[[ EXERCISE INPUTS, beginning ]]
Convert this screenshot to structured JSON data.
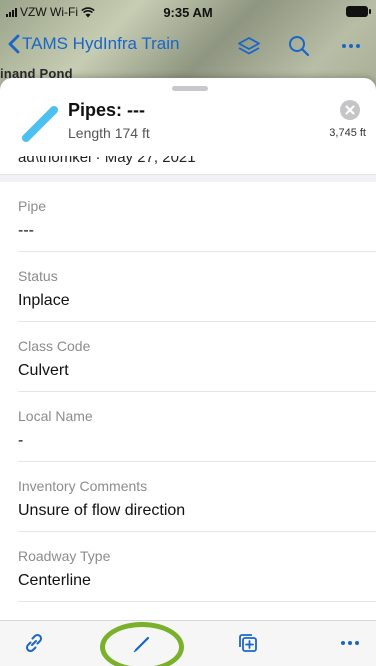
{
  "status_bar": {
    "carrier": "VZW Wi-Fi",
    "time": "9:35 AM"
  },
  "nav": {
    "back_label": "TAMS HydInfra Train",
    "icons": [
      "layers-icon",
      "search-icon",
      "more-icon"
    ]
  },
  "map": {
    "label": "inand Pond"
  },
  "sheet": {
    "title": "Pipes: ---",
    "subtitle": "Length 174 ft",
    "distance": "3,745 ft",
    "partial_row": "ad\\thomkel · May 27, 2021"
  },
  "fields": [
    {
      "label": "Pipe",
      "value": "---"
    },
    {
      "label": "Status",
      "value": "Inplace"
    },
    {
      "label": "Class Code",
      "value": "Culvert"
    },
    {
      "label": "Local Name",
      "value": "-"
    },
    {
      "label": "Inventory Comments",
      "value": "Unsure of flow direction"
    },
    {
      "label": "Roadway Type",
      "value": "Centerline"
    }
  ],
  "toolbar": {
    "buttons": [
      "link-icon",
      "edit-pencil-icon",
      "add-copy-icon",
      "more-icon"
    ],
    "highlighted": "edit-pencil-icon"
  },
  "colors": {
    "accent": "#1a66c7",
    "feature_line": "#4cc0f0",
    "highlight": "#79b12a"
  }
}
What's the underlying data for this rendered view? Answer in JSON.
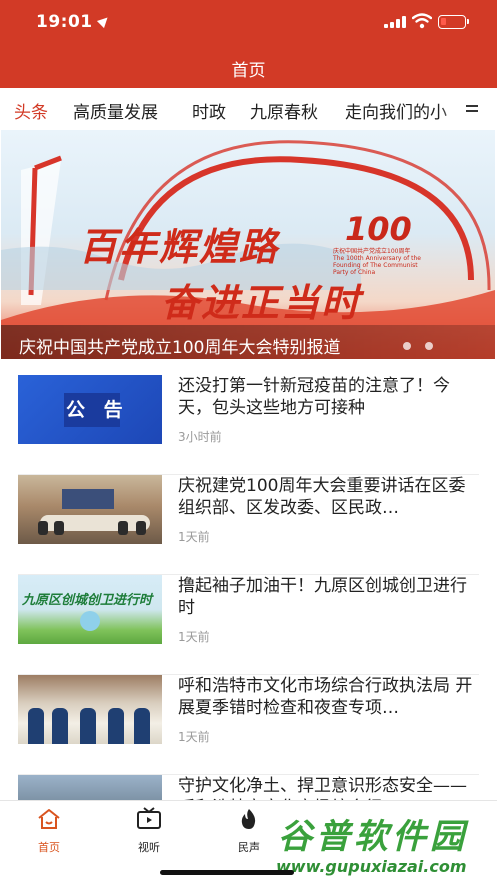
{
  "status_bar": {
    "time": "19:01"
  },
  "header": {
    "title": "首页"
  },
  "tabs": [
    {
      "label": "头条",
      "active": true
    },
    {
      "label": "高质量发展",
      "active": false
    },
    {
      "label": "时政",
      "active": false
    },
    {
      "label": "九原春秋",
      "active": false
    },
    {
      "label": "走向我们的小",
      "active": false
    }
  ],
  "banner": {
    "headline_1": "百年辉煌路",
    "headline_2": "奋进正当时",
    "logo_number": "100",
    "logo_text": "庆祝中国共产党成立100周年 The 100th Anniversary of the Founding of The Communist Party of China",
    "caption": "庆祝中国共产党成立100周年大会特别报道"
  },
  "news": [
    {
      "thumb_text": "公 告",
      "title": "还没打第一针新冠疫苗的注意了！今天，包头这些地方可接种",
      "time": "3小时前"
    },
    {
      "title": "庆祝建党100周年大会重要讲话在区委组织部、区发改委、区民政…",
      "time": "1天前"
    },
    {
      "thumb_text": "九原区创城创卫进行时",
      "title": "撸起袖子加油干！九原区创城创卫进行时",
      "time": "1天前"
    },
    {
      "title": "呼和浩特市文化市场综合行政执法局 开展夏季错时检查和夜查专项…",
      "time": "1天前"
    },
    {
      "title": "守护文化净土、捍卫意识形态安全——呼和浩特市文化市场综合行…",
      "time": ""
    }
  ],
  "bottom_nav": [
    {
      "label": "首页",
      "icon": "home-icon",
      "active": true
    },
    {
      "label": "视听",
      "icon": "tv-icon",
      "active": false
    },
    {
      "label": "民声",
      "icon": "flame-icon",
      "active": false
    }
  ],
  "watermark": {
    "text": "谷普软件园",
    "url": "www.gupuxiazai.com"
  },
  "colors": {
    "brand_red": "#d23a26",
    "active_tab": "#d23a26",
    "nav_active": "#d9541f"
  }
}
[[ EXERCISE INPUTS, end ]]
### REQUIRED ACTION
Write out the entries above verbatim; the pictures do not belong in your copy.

### SOLUTION TO THE EXERCISE
Convert this screenshot to structured JSON data.
{
  "status_bar": {
    "carrier": "VZW Wi-Fi",
    "time": "9:35 AM"
  },
  "nav": {
    "back_label": "TAMS HydInfra Train",
    "icons": [
      "layers-icon",
      "search-icon",
      "more-icon"
    ]
  },
  "map": {
    "label": "inand Pond"
  },
  "sheet": {
    "title": "Pipes: ---",
    "subtitle": "Length 174 ft",
    "distance": "3,745 ft",
    "partial_row": "ad\\thomkel · May 27, 2021"
  },
  "fields": [
    {
      "label": "Pipe",
      "value": "---"
    },
    {
      "label": "Status",
      "value": "Inplace"
    },
    {
      "label": "Class Code",
      "value": "Culvert"
    },
    {
      "label": "Local Name",
      "value": "-"
    },
    {
      "label": "Inventory Comments",
      "value": "Unsure of flow direction"
    },
    {
      "label": "Roadway Type",
      "value": "Centerline"
    }
  ],
  "toolbar": {
    "buttons": [
      "link-icon",
      "edit-pencil-icon",
      "add-copy-icon",
      "more-icon"
    ],
    "highlighted": "edit-pencil-icon"
  },
  "colors": {
    "accent": "#1a66c7",
    "feature_line": "#4cc0f0",
    "highlight": "#79b12a"
  }
}
What's the underlying data for this rendered view? Answer in JSON.
{
  "status_bar": {
    "time": "19:01"
  },
  "header": {
    "title": "首页"
  },
  "tabs": [
    {
      "label": "头条",
      "active": true
    },
    {
      "label": "高质量发展",
      "active": false
    },
    {
      "label": "时政",
      "active": false
    },
    {
      "label": "九原春秋",
      "active": false
    },
    {
      "label": "走向我们的小",
      "active": false
    }
  ],
  "banner": {
    "headline_1": "百年辉煌路",
    "headline_2": "奋进正当时",
    "logo_number": "100",
    "logo_text": "庆祝中国共产党成立100周年 The 100th Anniversary of the Founding of The Communist Party of China",
    "caption": "庆祝中国共产党成立100周年大会特别报道"
  },
  "news": [
    {
      "thumb_text": "公 告",
      "title": "还没打第一针新冠疫苗的注意了！今天，包头这些地方可接种",
      "time": "3小时前"
    },
    {
      "title": "庆祝建党100周年大会重要讲话在区委组织部、区发改委、区民政…",
      "time": "1天前"
    },
    {
      "thumb_text": "九原区创城创卫进行时",
      "title": "撸起袖子加油干！九原区创城创卫进行时",
      "time": "1天前"
    },
    {
      "title": "呼和浩特市文化市场综合行政执法局 开展夏季错时检查和夜查专项…",
      "time": "1天前"
    },
    {
      "title": "守护文化净土、捍卫意识形态安全——呼和浩特市文化市场综合行…",
      "time": ""
    }
  ],
  "bottom_nav": [
    {
      "label": "首页",
      "icon": "home-icon",
      "active": true
    },
    {
      "label": "视听",
      "icon": "tv-icon",
      "active": false
    },
    {
      "label": "民声",
      "icon": "flame-icon",
      "active": false
    }
  ],
  "watermark": {
    "text": "谷普软件园",
    "url": "www.gupuxiazai.com"
  },
  "colors": {
    "brand_red": "#d23a26",
    "active_tab": "#d23a26",
    "nav_active": "#d9541f"
  }
}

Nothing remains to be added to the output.